Joel Drucker wrote a nice piece on Wayne’s boys, Bob and Mike Bryan, who continue battling to make professional doubles relevant. The Brothers are relentlessly nice young men, and a credit to the tennis profession.

Monica Seles has announced her retirement, and she is a shoo-in for induction into the International Tennis Hall of Fame. A player must be inactive on the main tour for five years to be eligible for induction. Well, Seles’s last professional match was played in 2003 during Roland Garros. While the class of 2008 has already been announced, her retirement announcement gives our sport the opportunity to do right by one of the greatest champions of all-time by fast-tracking her induction.

The buzz that the Federer-Sampras exhibition created was wonderful for our sport. “Cheap” tickets were scalped for over $1,000. George Vecsey of the New York Times wrote a wistful article previewing this match and Harvey Araton, also from the NY Times, wrote an interesting post-match commentary. In previous eras, these cross-generational challenge matches were common. Bill Tilden played Ellsworth Vines, Vines played Don Budge, Budge played Bobby Riggs, Riggs played Jack Kramer, Kramer played Pancho Gonzalez, Gonzalez played Rod Laver, Laver played Jimmy Connors, etc. Before tennis went “open” in 1968, the only (and the best) way champions had to earn money was through playing in exhibitions against previous champions.

Getting psyched up to play against Roger Federer in a sold out Madison Square Garden is more manageable for the 36-year-old Sampras then the prospect of grinding out Tour matches (or even of having to win seven matches in 13 days at Wimbledon). It is times like this when I really miss the New York sports talk radio stations!

Roger Federer’s less than gracious post-match comments about Andy Murray were likely taken out of context, but his follow up comments that Murray is more talented than Novak Djokovic seemed really out of character. Rafael Nadal disturbs Federer, and John Yandell wrote fascinating articles about this topic on www.TennisPlayer.net, but Djokovic apparently really gets under Federer’s skin. Last week, the Serb opined that he expected Murray to win and that Federer is essentially losing his aura of invincibility. Hmmm…

The announcement that Roger Federer was sick with mononucleosis must have surprised Pete Sampras, who holds Federer in the highest regard. Pistol Pete won his seventh Wimbledon title on a broken foot and his fifth US Open title with stomach ulcers. Sampras has always talked about how he admires the way Federer carries himself, and these champions obviously share unique experiences. Here’s hoping that they grab a beer together and discuss the time-honored Aussie code that both men respect: If you’re fit, then you take the court; if you take the court, then it means you’re fit.
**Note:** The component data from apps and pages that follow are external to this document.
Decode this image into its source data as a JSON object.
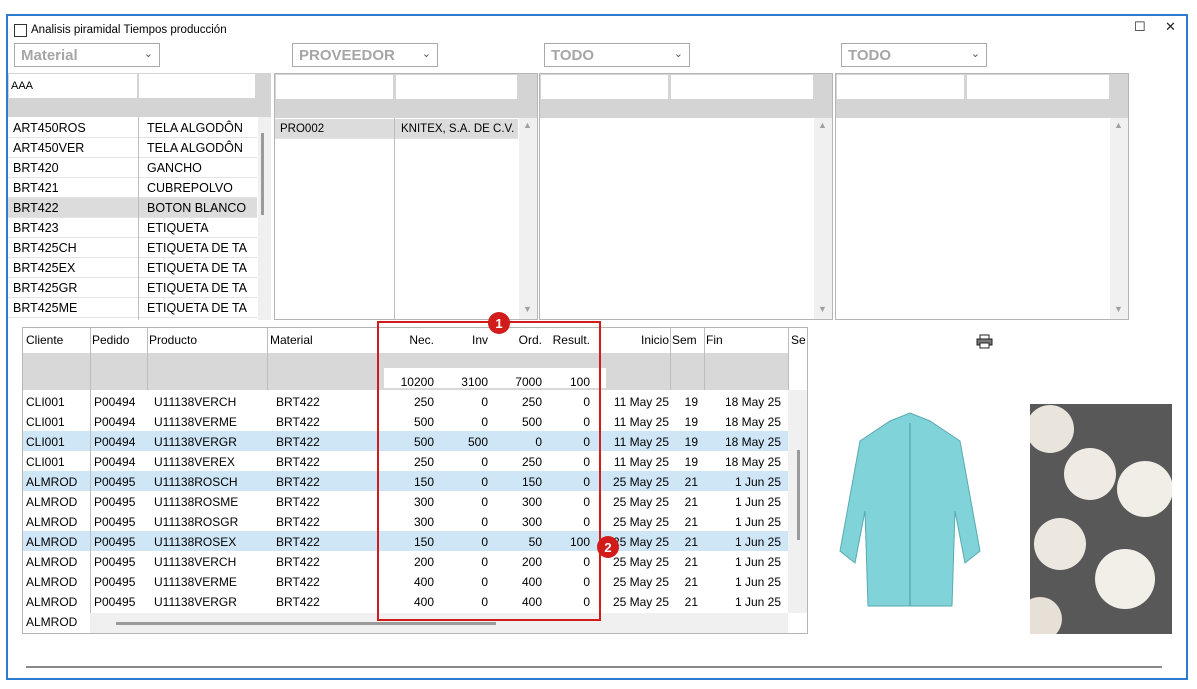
{
  "window": {
    "title": "Analisis piramidal  Tiempos producción",
    "maximize": "☐",
    "close": "✕"
  },
  "filters": [
    "Material",
    "PROVEEDOR",
    "TODO",
    "TODO"
  ],
  "material_panel": {
    "search": "AAA",
    "items": [
      {
        "code": "ART450ROS",
        "desc": "TELA ALGODÔN"
      },
      {
        "code": "ART450VER",
        "desc": "TELA ALGODÔN"
      },
      {
        "code": "BRT420",
        "desc": "GANCHO"
      },
      {
        "code": "BRT421",
        "desc": "CUBREPOLVO"
      },
      {
        "code": "BRT422",
        "desc": "BOTON BLANCO"
      },
      {
        "code": "BRT423",
        "desc": "ETIQUETA"
      },
      {
        "code": "BRT425CH",
        "desc": "ETIQUETA DE TA"
      },
      {
        "code": "BRT425EX",
        "desc": "ETIQUETA DE TA"
      },
      {
        "code": "BRT425GR",
        "desc": "ETIQUETA DE TA"
      },
      {
        "code": "BRT425ME",
        "desc": "ETIQUETA DE TA"
      }
    ],
    "selected_index": 4
  },
  "provider_panel": {
    "items": [
      {
        "code": "PRO002",
        "name": "KNITEX, S.A. DE C.V."
      }
    ]
  },
  "grid": {
    "headers": [
      "Cliente",
      "Pedido",
      "Producto",
      "Material",
      "Nec.",
      "Inv",
      "Ord.",
      "Result.",
      "Inicio",
      "Sem",
      "Fin",
      "Se"
    ],
    "totals": {
      "nec": "10200",
      "inv": "3100",
      "ord": "7000",
      "result": "100"
    },
    "rows": [
      {
        "cliente": "CLI001",
        "pedido": "P00494",
        "producto": "U11138VERCH",
        "material": "BRT422",
        "nec": "250",
        "inv": "0",
        "ord": "250",
        "result": "0",
        "inicio": "11 May 25",
        "sem": "19",
        "fin": "18 May 25",
        "hl": false
      },
      {
        "cliente": "CLI001",
        "pedido": "P00494",
        "producto": "U11138VERME",
        "material": "BRT422",
        "nec": "500",
        "inv": "0",
        "ord": "500",
        "result": "0",
        "inicio": "11 May 25",
        "sem": "19",
        "fin": "18 May 25",
        "hl": false
      },
      {
        "cliente": "CLI001",
        "pedido": "P00494",
        "producto": "U11138VERGR",
        "material": "BRT422",
        "nec": "500",
        "inv": "500",
        "ord": "0",
        "result": "0",
        "inicio": "11 May 25",
        "sem": "19",
        "fin": "18 May 25",
        "hl": true
      },
      {
        "cliente": "CLI001",
        "pedido": "P00494",
        "producto": "U11138VEREX",
        "material": "BRT422",
        "nec": "250",
        "inv": "0",
        "ord": "250",
        "result": "0",
        "inicio": "11 May 25",
        "sem": "19",
        "fin": "18 May 25",
        "hl": false
      },
      {
        "cliente": "ALMROD",
        "pedido": "P00495",
        "producto": "U11138ROSCH",
        "material": "BRT422",
        "nec": "150",
        "inv": "0",
        "ord": "150",
        "result": "0",
        "inicio": "25 May 25",
        "sem": "21",
        "fin": "1 Jun 25",
        "hl": true
      },
      {
        "cliente": "ALMROD",
        "pedido": "P00495",
        "producto": "U11138ROSME",
        "material": "BRT422",
        "nec": "300",
        "inv": "0",
        "ord": "300",
        "result": "0",
        "inicio": "25 May 25",
        "sem": "21",
        "fin": "1 Jun 25",
        "hl": false
      },
      {
        "cliente": "ALMROD",
        "pedido": "P00495",
        "producto": "U11138ROSGR",
        "material": "BRT422",
        "nec": "300",
        "inv": "0",
        "ord": "300",
        "result": "0",
        "inicio": "25 May 25",
        "sem": "21",
        "fin": "1 Jun 25",
        "hl": false
      },
      {
        "cliente": "ALMROD",
        "pedido": "P00495",
        "producto": "U11138ROSEX",
        "material": "BRT422",
        "nec": "150",
        "inv": "0",
        "ord": "50",
        "result": "100",
        "inicio": "25 May 25",
        "sem": "21",
        "fin": "1 Jun 25",
        "hl": true
      },
      {
        "cliente": "ALMROD",
        "pedido": "P00495",
        "producto": "U11138VERCH",
        "material": "BRT422",
        "nec": "200",
        "inv": "0",
        "ord": "200",
        "result": "0",
        "inicio": "25 May 25",
        "sem": "21",
        "fin": "1 Jun 25",
        "hl": false
      },
      {
        "cliente": "ALMROD",
        "pedido": "P00495",
        "producto": "U11138VERME",
        "material": "BRT422",
        "nec": "400",
        "inv": "0",
        "ord": "400",
        "result": "0",
        "inicio": "25 May 25",
        "sem": "21",
        "fin": "1 Jun 25",
        "hl": false
      },
      {
        "cliente": "ALMROD",
        "pedido": "P00495",
        "producto": "U11138VERGR",
        "material": "BRT422",
        "nec": "400",
        "inv": "0",
        "ord": "400",
        "result": "0",
        "inicio": "25 May 25",
        "sem": "21",
        "fin": "1 Jun 25",
        "hl": false
      }
    ],
    "partial_row": "ALMROD"
  },
  "badges": [
    "1",
    "2"
  ],
  "icons": {
    "print": "printer-icon",
    "maximize": "maximize-icon",
    "close": "close-icon",
    "dropdown": "chevron-down-icon"
  },
  "colors": {
    "accent": "#2d7bd0",
    "highlight_row": "#cfe6f7",
    "badge": "#d21b1b",
    "header_gray": "#d4d4d4"
  }
}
There was a great trivia question a few years ago: Who was the last man to win a tour-level event while using a wood racquet? Hint: he was the only player to beat Mats Wilander in a major back in 1988. Well, here is a modern era trivia question: Who was the last man to win a tour-level title WITHOUT using polyester strings? Polyester strings have had as great an impact on the way tennis is played professionally as larger head-size, graphite racquets had 25 years ago.

I am looking forward to watching the Indian Wells coverage on EuroSport next week. Please feel welcome to send questions, comments, criticisms, requests, and jokes each week.